WORK TASK:
Scan the data below and copy each line where "true" occurs.

Website and app data records:
-=-=-=-=-
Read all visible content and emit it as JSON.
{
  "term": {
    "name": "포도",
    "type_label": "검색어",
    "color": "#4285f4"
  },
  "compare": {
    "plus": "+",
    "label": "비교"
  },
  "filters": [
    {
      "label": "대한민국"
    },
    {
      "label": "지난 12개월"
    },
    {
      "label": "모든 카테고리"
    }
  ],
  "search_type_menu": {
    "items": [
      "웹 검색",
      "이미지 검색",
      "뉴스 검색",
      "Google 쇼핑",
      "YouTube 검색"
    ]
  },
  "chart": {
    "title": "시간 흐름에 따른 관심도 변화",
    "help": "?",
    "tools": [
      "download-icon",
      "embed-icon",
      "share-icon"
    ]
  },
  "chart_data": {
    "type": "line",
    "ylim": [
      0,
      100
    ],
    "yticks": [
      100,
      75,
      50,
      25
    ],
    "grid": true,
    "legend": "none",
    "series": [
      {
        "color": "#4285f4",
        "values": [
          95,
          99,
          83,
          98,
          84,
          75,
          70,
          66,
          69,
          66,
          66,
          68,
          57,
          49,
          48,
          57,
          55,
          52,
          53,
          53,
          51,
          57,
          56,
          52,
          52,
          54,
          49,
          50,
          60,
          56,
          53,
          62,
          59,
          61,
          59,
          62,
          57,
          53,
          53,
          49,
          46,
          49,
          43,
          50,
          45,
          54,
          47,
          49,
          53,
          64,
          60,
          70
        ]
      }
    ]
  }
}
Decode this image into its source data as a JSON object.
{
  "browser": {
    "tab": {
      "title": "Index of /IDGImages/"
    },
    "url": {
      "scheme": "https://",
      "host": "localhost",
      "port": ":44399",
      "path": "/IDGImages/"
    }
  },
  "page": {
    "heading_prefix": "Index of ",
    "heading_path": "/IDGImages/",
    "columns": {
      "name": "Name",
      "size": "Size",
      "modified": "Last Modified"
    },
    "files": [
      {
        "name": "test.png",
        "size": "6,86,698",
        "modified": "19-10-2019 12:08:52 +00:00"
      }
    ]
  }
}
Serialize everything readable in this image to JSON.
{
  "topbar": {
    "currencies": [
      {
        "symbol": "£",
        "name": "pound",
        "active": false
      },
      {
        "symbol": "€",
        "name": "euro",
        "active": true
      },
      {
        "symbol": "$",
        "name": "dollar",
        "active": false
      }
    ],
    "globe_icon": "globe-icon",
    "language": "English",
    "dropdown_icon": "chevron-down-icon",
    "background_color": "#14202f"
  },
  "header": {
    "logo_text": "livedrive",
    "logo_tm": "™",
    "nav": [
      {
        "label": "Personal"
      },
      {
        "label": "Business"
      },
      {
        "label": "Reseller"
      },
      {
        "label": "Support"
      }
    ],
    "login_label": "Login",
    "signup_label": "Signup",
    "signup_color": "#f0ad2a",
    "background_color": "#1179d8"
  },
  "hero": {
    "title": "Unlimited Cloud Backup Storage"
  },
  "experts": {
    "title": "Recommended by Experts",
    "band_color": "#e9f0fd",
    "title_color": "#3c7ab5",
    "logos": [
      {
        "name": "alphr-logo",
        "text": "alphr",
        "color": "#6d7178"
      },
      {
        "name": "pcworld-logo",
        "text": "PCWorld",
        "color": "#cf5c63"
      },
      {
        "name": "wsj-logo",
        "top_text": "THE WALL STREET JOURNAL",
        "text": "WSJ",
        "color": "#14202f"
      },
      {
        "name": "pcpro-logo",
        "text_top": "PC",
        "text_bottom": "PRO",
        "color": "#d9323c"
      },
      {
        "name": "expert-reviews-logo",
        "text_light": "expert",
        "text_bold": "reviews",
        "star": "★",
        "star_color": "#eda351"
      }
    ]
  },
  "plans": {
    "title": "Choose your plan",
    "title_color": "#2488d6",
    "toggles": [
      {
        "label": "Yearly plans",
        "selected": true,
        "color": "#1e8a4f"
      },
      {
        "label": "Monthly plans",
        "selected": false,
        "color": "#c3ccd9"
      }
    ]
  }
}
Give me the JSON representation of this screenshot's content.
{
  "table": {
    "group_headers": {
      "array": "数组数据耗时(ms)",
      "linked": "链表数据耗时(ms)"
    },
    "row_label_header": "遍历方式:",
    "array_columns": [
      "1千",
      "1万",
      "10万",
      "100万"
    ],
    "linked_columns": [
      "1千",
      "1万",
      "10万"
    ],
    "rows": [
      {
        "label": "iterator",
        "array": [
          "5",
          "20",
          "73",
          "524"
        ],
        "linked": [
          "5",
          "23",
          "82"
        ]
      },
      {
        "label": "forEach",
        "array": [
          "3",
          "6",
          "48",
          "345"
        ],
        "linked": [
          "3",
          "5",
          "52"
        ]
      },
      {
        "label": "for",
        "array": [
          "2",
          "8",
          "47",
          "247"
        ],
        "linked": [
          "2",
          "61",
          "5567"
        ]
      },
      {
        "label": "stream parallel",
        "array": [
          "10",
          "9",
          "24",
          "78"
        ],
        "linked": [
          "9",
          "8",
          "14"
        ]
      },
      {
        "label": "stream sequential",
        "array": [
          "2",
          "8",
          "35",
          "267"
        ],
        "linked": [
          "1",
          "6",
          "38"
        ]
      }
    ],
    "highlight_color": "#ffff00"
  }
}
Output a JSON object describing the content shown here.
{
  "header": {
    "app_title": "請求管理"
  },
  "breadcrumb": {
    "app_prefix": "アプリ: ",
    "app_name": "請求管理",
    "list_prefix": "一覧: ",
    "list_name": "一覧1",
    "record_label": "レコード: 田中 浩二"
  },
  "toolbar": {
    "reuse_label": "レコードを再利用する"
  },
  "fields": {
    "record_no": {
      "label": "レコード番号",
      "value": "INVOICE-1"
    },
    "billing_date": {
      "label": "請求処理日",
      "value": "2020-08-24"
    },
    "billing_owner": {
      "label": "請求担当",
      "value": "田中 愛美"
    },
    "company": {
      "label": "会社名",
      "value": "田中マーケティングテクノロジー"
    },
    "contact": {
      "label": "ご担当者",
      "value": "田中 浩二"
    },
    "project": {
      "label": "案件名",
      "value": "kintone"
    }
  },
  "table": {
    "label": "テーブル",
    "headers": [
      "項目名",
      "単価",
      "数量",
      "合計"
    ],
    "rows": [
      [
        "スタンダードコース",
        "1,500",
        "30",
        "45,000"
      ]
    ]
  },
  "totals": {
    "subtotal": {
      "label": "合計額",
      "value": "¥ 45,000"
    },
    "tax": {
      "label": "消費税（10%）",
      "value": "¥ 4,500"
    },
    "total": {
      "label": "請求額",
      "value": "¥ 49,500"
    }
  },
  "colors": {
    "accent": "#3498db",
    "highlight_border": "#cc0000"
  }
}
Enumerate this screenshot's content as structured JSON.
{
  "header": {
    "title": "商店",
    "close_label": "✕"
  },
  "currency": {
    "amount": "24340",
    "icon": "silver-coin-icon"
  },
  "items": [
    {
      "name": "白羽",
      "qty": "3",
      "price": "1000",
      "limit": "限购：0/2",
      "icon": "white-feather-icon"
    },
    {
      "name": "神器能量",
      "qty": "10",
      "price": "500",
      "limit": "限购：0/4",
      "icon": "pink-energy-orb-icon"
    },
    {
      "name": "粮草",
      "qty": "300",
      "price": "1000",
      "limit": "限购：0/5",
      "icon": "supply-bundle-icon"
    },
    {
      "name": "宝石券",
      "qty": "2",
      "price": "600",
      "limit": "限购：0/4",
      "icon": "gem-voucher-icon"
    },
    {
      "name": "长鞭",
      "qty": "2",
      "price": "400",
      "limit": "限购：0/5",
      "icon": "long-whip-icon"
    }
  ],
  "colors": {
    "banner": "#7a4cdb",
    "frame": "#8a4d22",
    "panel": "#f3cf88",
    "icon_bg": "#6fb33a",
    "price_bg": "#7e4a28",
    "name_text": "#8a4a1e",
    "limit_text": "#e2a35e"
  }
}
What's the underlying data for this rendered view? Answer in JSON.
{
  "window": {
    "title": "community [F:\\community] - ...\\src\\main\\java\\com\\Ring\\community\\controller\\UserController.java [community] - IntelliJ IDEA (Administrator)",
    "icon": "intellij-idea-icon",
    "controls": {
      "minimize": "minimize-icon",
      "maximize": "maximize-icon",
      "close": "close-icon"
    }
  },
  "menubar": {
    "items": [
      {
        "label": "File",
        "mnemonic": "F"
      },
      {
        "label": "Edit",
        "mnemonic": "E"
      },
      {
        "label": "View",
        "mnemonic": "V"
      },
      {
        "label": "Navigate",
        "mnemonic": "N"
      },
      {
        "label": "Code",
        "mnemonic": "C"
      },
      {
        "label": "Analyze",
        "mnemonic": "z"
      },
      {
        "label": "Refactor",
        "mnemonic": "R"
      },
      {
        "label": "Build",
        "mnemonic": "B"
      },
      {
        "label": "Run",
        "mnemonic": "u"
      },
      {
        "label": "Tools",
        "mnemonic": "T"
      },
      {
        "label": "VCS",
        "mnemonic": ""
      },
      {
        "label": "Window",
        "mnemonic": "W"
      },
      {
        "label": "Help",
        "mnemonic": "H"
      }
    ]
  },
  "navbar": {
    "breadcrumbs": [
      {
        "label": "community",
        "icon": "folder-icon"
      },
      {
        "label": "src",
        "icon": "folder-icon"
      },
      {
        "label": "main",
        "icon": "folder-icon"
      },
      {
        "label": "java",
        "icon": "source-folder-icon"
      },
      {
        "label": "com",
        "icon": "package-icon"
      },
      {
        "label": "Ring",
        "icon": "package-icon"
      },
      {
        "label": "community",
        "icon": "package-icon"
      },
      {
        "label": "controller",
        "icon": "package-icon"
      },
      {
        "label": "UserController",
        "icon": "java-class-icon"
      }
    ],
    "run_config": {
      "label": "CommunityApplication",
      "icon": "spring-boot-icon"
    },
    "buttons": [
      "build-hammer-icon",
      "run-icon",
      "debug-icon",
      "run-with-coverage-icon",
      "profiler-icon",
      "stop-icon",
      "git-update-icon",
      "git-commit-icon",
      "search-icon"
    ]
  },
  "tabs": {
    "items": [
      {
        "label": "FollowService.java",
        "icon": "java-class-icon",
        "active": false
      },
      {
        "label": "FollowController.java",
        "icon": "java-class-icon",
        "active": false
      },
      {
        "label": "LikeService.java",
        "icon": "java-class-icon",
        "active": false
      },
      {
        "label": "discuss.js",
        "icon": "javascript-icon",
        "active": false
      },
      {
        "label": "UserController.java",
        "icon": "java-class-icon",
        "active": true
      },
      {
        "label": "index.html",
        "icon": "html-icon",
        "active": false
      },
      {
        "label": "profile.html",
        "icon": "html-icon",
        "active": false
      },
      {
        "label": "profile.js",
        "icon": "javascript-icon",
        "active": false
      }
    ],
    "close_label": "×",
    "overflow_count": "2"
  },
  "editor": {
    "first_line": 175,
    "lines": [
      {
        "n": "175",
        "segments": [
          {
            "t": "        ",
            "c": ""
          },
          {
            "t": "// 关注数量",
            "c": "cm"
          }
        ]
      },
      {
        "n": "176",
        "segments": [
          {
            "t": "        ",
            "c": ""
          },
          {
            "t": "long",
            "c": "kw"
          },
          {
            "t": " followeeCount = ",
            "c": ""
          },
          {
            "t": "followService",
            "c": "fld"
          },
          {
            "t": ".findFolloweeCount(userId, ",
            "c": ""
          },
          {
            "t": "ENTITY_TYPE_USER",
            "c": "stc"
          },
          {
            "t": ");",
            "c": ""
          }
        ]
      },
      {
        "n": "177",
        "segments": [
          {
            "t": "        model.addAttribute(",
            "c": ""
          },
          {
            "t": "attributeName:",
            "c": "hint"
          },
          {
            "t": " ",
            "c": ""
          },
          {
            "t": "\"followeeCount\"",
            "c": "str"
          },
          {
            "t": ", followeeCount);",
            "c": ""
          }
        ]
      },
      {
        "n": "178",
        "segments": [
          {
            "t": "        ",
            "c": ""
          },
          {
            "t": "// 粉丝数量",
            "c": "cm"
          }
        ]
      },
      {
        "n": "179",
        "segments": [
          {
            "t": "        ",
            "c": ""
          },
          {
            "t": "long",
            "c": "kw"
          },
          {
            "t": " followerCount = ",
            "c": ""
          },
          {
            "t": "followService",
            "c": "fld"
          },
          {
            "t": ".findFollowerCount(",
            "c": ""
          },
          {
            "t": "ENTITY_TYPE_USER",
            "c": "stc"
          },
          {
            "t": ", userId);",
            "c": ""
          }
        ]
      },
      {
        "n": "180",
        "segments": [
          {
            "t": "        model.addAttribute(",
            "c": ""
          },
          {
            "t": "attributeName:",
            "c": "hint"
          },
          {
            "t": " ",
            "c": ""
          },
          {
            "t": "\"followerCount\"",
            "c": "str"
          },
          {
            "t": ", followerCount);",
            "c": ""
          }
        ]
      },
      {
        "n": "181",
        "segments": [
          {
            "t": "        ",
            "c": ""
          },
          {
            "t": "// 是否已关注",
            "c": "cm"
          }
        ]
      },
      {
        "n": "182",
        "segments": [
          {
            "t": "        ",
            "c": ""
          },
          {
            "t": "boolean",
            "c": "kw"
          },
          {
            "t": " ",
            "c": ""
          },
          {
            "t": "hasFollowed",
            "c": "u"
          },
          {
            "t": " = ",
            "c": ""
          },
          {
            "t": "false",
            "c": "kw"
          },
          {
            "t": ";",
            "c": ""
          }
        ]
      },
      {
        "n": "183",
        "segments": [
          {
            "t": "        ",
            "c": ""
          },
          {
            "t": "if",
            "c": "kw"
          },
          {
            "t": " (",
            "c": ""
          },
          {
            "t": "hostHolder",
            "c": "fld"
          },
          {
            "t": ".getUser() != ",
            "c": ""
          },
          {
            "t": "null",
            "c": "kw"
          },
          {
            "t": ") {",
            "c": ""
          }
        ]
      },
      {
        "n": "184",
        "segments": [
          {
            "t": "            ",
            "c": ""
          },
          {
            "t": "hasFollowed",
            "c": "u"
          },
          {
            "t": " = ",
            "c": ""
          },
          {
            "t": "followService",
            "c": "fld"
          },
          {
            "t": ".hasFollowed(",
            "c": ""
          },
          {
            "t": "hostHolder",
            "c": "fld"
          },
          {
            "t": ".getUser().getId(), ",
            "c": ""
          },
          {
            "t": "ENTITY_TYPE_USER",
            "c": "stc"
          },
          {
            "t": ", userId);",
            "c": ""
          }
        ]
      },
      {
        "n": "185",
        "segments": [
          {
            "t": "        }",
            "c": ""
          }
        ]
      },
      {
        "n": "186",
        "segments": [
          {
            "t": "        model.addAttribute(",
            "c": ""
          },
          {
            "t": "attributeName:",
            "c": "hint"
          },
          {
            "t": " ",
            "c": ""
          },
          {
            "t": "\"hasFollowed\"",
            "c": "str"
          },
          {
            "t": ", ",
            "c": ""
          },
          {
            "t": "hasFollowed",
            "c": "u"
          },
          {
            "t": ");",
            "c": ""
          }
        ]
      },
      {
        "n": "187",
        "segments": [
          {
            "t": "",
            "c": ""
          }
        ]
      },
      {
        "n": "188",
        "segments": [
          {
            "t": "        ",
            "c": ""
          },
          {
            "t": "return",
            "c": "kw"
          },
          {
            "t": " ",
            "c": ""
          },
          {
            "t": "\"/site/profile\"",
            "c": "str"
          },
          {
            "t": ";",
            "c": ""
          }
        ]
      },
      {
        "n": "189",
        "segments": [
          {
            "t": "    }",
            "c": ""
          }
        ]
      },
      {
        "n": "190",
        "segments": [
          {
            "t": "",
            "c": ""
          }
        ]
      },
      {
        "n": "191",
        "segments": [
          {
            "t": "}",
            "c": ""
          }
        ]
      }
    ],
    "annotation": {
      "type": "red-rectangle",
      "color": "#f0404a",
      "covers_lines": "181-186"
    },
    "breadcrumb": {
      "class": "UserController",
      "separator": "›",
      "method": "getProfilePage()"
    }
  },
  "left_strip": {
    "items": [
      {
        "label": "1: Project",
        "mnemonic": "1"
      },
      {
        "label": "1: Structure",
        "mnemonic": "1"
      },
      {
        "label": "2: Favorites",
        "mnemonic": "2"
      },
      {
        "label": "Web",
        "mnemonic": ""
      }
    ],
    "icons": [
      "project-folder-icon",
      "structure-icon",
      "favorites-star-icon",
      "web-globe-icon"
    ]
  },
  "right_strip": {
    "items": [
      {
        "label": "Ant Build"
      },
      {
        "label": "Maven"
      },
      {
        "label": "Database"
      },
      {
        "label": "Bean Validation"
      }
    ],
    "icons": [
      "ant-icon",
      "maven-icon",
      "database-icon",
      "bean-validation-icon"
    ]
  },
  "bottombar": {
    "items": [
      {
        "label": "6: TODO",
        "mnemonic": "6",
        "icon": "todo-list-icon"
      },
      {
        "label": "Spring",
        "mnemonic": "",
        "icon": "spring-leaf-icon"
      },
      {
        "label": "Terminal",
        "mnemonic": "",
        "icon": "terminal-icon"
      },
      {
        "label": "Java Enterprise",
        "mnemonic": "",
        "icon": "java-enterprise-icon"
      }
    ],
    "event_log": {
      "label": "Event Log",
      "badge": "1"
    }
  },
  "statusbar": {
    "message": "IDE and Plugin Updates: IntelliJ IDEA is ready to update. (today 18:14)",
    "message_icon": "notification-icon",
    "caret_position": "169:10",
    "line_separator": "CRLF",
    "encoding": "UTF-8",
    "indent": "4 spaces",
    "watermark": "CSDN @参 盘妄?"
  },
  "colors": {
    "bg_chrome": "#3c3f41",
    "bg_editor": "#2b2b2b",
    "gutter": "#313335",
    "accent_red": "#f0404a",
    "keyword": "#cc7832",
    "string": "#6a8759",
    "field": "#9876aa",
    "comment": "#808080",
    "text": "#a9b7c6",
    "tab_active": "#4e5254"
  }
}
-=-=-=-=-
THE COMPLETED TASK:
    "grid": true,
        "active": true
        "selected": true,
        "active": true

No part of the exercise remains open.